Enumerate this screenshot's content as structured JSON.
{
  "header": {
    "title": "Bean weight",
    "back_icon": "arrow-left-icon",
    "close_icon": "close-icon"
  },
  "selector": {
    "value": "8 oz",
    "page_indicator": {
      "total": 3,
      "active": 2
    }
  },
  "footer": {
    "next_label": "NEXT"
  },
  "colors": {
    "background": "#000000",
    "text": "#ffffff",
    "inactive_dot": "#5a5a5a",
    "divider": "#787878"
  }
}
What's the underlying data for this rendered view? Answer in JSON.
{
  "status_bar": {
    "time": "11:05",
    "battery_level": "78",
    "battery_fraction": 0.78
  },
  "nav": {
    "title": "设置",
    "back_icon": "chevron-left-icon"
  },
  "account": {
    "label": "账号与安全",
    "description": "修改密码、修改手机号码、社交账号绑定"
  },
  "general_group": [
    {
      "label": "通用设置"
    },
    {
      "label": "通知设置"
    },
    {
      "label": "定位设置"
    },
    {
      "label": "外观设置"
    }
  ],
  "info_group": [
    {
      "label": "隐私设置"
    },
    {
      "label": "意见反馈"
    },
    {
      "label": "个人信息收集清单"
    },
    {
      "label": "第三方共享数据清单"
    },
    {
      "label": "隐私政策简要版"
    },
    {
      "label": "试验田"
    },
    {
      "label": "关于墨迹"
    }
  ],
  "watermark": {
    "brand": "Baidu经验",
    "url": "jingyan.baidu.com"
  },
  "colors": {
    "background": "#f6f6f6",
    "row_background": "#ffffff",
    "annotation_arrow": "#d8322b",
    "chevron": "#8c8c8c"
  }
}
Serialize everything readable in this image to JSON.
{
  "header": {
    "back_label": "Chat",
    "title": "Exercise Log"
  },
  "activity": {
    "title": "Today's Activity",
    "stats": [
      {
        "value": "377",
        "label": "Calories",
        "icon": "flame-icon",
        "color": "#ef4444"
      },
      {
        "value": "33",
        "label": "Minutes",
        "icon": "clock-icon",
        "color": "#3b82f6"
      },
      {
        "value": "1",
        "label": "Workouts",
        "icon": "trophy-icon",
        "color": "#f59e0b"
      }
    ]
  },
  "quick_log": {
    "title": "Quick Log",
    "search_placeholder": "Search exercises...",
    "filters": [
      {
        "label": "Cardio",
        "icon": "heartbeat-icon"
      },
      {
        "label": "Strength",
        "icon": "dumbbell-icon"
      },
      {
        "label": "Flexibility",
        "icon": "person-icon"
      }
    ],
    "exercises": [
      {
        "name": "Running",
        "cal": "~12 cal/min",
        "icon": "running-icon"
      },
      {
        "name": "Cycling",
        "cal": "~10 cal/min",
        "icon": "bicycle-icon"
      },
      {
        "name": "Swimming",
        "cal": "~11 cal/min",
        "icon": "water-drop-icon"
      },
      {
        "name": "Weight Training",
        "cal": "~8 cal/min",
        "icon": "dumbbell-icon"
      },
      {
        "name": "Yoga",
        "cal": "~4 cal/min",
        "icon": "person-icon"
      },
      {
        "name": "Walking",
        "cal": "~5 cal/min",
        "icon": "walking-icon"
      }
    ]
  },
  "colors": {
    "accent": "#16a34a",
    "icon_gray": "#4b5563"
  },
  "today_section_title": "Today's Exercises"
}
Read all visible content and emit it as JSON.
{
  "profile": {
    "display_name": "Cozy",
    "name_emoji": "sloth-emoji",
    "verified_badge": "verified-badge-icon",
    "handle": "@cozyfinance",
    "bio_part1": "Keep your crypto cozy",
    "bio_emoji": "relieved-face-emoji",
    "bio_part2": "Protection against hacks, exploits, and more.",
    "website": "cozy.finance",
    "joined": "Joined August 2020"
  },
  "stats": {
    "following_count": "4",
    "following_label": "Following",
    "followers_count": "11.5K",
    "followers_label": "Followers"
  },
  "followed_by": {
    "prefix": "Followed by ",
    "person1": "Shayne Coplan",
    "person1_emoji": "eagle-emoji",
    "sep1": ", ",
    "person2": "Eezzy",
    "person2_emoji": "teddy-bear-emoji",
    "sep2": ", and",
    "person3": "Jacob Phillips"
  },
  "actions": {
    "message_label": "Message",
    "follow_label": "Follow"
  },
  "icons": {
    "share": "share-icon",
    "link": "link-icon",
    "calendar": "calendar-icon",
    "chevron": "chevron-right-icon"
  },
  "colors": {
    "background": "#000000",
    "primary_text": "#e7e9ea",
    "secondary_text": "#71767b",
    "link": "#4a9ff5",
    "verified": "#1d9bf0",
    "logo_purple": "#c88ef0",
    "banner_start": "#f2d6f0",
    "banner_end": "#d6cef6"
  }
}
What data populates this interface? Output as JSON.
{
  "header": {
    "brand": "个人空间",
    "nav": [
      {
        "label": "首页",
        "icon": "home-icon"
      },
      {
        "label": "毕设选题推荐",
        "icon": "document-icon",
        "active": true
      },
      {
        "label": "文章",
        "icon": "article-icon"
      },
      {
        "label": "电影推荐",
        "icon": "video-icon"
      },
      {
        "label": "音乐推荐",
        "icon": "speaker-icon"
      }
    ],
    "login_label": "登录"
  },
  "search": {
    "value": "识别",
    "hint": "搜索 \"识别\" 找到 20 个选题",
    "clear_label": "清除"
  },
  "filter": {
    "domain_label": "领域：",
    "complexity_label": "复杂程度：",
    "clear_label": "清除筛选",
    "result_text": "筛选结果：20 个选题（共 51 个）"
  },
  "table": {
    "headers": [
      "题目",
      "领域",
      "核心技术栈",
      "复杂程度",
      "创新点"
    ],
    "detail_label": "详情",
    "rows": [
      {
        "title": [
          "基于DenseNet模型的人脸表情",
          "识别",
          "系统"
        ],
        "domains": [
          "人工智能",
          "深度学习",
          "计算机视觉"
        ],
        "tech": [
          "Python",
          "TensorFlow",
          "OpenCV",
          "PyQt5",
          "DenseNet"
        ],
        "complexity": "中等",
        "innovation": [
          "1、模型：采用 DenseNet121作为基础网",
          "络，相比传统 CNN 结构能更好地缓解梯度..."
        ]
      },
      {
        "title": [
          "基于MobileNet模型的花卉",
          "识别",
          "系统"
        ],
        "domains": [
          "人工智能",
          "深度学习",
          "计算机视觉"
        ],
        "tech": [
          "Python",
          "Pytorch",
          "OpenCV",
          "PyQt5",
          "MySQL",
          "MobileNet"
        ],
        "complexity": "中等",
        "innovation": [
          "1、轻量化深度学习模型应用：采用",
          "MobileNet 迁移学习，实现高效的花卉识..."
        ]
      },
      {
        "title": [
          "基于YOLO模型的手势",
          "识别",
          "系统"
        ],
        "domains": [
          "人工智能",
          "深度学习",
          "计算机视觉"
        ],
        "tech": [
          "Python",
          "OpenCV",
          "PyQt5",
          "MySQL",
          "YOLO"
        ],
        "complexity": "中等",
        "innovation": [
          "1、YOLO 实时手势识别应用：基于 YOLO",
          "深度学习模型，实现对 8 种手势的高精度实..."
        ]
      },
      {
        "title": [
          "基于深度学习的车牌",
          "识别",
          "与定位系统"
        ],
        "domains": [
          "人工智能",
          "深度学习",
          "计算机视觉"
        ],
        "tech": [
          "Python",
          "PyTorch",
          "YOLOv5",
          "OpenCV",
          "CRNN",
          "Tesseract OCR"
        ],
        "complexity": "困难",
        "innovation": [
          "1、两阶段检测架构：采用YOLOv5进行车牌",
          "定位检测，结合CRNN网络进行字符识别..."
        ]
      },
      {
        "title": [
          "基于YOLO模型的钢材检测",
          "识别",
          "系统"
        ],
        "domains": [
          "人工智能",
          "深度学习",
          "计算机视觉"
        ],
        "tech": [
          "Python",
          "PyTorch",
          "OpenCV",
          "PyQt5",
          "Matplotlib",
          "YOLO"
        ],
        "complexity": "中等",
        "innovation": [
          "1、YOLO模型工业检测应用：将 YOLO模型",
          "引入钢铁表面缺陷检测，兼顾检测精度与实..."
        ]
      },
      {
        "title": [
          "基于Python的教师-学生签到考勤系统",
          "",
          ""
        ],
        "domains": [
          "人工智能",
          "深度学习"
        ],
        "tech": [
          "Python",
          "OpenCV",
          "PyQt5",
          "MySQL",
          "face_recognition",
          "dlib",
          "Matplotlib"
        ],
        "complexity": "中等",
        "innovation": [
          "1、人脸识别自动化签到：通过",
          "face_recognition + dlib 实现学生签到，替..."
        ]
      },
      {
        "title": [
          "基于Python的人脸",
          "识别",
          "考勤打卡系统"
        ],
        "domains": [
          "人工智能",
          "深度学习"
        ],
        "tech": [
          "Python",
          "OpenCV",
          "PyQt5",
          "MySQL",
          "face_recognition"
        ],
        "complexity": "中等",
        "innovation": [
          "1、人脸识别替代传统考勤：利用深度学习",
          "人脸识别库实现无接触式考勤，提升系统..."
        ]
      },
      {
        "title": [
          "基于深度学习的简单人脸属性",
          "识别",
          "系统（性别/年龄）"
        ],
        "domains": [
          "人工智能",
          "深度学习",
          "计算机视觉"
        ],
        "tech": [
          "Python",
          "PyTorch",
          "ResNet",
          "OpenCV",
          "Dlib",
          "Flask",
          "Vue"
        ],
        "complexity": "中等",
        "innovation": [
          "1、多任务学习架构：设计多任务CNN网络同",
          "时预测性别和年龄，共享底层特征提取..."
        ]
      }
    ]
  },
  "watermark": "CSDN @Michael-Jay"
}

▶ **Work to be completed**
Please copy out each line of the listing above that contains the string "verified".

▶ **Answer section**
    "verified_badge": "verified-badge-icon",
    "verified": "#1d9bf0",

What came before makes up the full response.